Stored items from a collection:
◆ ◆ ◆
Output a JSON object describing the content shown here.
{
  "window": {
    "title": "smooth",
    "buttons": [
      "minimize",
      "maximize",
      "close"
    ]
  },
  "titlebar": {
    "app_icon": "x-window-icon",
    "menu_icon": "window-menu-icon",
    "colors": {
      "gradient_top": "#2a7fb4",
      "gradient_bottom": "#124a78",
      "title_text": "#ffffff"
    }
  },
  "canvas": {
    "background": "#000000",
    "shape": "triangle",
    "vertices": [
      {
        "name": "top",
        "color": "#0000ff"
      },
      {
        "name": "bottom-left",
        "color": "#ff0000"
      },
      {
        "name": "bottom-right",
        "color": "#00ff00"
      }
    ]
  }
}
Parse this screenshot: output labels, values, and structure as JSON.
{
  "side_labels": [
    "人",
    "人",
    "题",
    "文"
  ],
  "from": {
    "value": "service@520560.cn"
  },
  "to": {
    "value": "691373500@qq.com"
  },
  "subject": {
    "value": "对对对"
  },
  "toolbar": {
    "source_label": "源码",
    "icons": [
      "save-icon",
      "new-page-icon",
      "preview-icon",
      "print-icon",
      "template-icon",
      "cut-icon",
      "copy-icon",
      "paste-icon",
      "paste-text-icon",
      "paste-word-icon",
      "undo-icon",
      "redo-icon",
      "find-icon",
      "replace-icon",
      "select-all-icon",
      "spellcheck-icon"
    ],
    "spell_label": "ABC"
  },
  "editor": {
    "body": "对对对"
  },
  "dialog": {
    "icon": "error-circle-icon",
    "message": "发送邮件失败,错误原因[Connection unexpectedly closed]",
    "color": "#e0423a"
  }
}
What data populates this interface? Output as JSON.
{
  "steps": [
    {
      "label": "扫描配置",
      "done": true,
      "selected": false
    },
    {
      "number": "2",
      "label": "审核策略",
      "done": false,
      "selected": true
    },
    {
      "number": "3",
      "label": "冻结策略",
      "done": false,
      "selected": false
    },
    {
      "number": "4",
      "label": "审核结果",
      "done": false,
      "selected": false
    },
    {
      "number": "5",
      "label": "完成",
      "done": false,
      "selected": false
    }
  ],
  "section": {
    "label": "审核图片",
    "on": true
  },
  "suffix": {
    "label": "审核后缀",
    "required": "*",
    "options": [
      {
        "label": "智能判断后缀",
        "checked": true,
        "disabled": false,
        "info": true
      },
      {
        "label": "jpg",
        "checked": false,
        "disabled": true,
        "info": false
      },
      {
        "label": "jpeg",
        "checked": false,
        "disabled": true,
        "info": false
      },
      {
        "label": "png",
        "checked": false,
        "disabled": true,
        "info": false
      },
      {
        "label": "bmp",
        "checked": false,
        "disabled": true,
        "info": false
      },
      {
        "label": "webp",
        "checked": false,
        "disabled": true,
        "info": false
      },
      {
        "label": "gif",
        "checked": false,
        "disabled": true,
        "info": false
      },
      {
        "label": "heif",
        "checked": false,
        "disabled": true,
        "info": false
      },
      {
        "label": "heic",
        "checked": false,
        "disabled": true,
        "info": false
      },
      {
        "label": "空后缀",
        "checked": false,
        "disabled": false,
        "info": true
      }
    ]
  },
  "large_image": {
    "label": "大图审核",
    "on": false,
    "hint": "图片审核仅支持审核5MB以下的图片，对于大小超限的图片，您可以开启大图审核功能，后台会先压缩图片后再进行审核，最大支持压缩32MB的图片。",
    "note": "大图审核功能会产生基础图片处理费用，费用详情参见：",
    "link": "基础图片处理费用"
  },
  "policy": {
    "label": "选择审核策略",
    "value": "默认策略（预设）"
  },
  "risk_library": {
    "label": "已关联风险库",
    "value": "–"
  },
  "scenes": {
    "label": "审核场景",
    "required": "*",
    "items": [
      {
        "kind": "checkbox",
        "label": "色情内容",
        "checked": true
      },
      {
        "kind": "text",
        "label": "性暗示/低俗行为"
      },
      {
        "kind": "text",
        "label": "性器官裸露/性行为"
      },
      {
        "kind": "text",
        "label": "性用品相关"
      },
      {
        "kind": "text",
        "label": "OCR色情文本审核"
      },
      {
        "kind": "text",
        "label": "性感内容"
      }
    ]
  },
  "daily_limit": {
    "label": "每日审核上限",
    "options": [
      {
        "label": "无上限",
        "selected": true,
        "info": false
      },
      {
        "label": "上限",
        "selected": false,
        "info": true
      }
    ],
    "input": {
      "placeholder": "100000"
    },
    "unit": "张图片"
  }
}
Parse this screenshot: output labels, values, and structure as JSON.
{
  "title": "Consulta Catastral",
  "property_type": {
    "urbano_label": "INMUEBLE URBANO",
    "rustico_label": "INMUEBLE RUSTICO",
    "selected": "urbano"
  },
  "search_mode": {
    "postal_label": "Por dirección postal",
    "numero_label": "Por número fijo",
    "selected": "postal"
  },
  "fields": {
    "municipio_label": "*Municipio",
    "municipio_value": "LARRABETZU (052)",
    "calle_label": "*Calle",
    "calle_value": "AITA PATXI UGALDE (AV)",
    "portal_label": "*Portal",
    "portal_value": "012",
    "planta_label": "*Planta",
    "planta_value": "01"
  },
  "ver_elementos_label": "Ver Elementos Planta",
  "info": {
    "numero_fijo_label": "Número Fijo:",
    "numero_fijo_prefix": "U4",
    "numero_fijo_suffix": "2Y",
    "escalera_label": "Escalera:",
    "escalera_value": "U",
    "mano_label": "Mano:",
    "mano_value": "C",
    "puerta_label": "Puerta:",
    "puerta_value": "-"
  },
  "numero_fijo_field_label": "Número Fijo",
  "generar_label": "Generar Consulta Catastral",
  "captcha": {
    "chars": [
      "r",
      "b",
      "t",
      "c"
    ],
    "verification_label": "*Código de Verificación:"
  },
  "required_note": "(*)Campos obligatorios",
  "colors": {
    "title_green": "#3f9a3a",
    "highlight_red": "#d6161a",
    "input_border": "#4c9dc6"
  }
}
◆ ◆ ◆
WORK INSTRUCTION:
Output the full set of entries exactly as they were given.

TASK OUTPUT:
Output a JSON object describing the content shown here.
{
  "window": {
    "title": "smooth",
    "buttons": [
      "minimize",
      "maximize",
      "close"
    ]
  },
  "titlebar": {
    "app_icon": "x-window-icon",
    "menu_icon": "window-menu-icon",
    "colors": {
      "gradient_top": "#2a7fb4",
      "gradient_bottom": "#124a78",
      "title_text": "#ffffff"
    }
  },
  "canvas": {
    "background": "#000000",
    "shape": "triangle",
    "vertices": [
      {
        "name": "top",
        "color": "#0000ff"
      },
      {
        "name": "bottom-left",
        "color": "#ff0000"
      },
      {
        "name": "bottom-right",
        "color": "#00ff00"
      }
    ]
  }
}
Parse this screenshot: output labels, values, and structure as JSON.
{
  "side_labels": [
    "人",
    "人",
    "题",
    "文"
  ],
  "from": {
    "value": "service@520560.cn"
  },
  "to": {
    "value": "691373500@qq.com"
  },
  "subject": {
    "value": "对对对"
  },
  "toolbar": {
    "source_label": "源码",
    "icons": [
      "save-icon",
      "new-page-icon",
      "preview-icon",
      "print-icon",
      "template-icon",
      "cut-icon",
      "copy-icon",
      "paste-icon",
      "paste-text-icon",
      "paste-word-icon",
      "undo-icon",
      "redo-icon",
      "find-icon",
      "replace-icon",
      "select-all-icon",
      "spellcheck-icon"
    ],
    "spell_label": "ABC"
  },
  "editor": {
    "body": "对对对"
  },
  "dialog": {
    "icon": "error-circle-icon",
    "message": "发送邮件失败,错误原因[Connection unexpectedly closed]",
    "color": "#e0423a"
  }
}
What data populates this interface? Output as JSON.
{
  "steps": [
    {
      "label": "扫描配置",
      "done": true,
      "selected": false
    },
    {
      "number": "2",
      "label": "审核策略",
      "done": false,
      "selected": true
    },
    {
      "number": "3",
      "label": "冻结策略",
      "done": false,
      "selected": false
    },
    {
      "number": "4",
      "label": "审核结果",
      "done": false,
      "selected": false
    },
    {
      "number": "5",
      "label": "完成",
      "done": false,
      "selected": false
    }
  ],
  "section": {
    "label": "审核图片",
    "on": true
  },
  "suffix": {
    "label": "审核后缀",
    "required": "*",
    "options": [
      {
        "label": "智能判断后缀",
        "checked": true,
        "disabled": false,
        "info": true
      },
      {
        "label": "jpg",
        "checked": false,
        "disabled": true,
        "info": false
      },
      {
        "label": "jpeg",
        "checked": false,
        "disabled": true,
        "info": false
      },
      {
        "label": "png",
        "checked": false,
        "disabled": true,
        "info": false
      },
      {
        "label": "bmp",
        "checked": false,
        "disabled": true,
        "info": false
      },
      {
        "label": "webp",
        "checked": false,
        "disabled": true,
        "info": false
      },
      {
        "label": "gif",
        "checked": false,
        "disabled": true,
        "info": false
      },
      {
        "label": "heif",
        "checked": false,
        "disabled": true,
        "info": false
      },
      {
        "label": "heic",
        "checked": false,
        "disabled": true,
        "info": false
      },
      {
        "label": "空后缀",
        "checked": false,
        "disabled": false,
        "info": true
      }
    ]
  },
  "large_image": {
    "label": "大图审核",
    "on": false,
    "hint": "图片审核仅支持审核5MB以下的图片，对于大小超限的图片，您可以开启大图审核功能，后台会先压缩图片后再进行审核，最大支持压缩32MB的图片。",
    "note": "大图审核功能会产生基础图片处理费用，费用详情参见：",
    "link": "基础图片处理费用"
  },
  "policy": {
    "label": "选择审核策略",
    "value": "默认策略（预设）"
  },
  "risk_library": {
    "label": "已关联风险库",
    "value": "–"
  },
  "scenes": {
    "label": "审核场景",
    "required": "*",
    "items": [
      {
        "kind": "checkbox",
        "label": "色情内容",
        "checked": true
      },
      {
        "kind": "text",
        "label": "性暗示/低俗行为"
      },
      {
        "kind": "text",
        "label": "性器官裸露/性行为"
      },
      {
        "kind": "text",
        "label": "性用品相关"
      },
      {
        "kind": "text",
        "label": "OCR色情文本审核"
      },
      {
        "kind": "text",
        "label": "性感内容"
      }
    ]
  },
  "daily_limit": {
    "label": "每日审核上限",
    "options": [
      {
        "label": "无上限",
        "selected": true,
        "info": false
      },
      {
        "label": "上限",
        "selected": false,
        "info": true
      }
    ],
    "input": {
      "placeholder": "100000"
    },
    "unit": "张图片"
  }
}
Parse this screenshot: output labels, values, and structure as JSON.
{
  "title": "Consulta Catastral",
  "property_type": {
    "urbano_label": "INMUEBLE URBANO",
    "rustico_label": "INMUEBLE RUSTICO",
    "selected": "urbano"
  },
  "search_mode": {
    "postal_label": "Por dirección postal",
    "numero_label": "Por número fijo",
    "selected": "postal"
  },
  "fields": {
    "municipio_label": "*Municipio",
    "municipio_value": "LARRABETZU (052)",
    "calle_label": "*Calle",
    "calle_value": "AITA PATXI UGALDE (AV)",
    "portal_label": "*Portal",
    "portal_value": "012",
    "planta_label": "*Planta",
    "planta_value": "01"
  },
  "ver_elementos_label": "Ver Elementos Planta",
  "info": {
    "numero_fijo_label": "Número Fijo:",
    "numero_fijo_prefix": "U4",
    "numero_fijo_suffix": "2Y",
    "escalera_label": "Escalera:",
    "escalera_value": "U",
    "mano_label": "Mano:",
    "mano_value": "C",
    "puerta_label": "Puerta:",
    "puerta_value": "-"
  },
  "numero_fijo_field_label": "Número Fijo",
  "generar_label": "Generar Consulta Catastral",
  "captcha": {
    "chars": [
      "r",
      "b",
      "t",
      "c"
    ],
    "verification_label": "*Código de Verificación:"
  },
  "required_note": "(*)Campos obligatorios",
  "colors": {
    "title_green": "#3f9a3a",
    "highlight_red": "#d6161a",
    "input_border": "#4c9dc6"
  }
}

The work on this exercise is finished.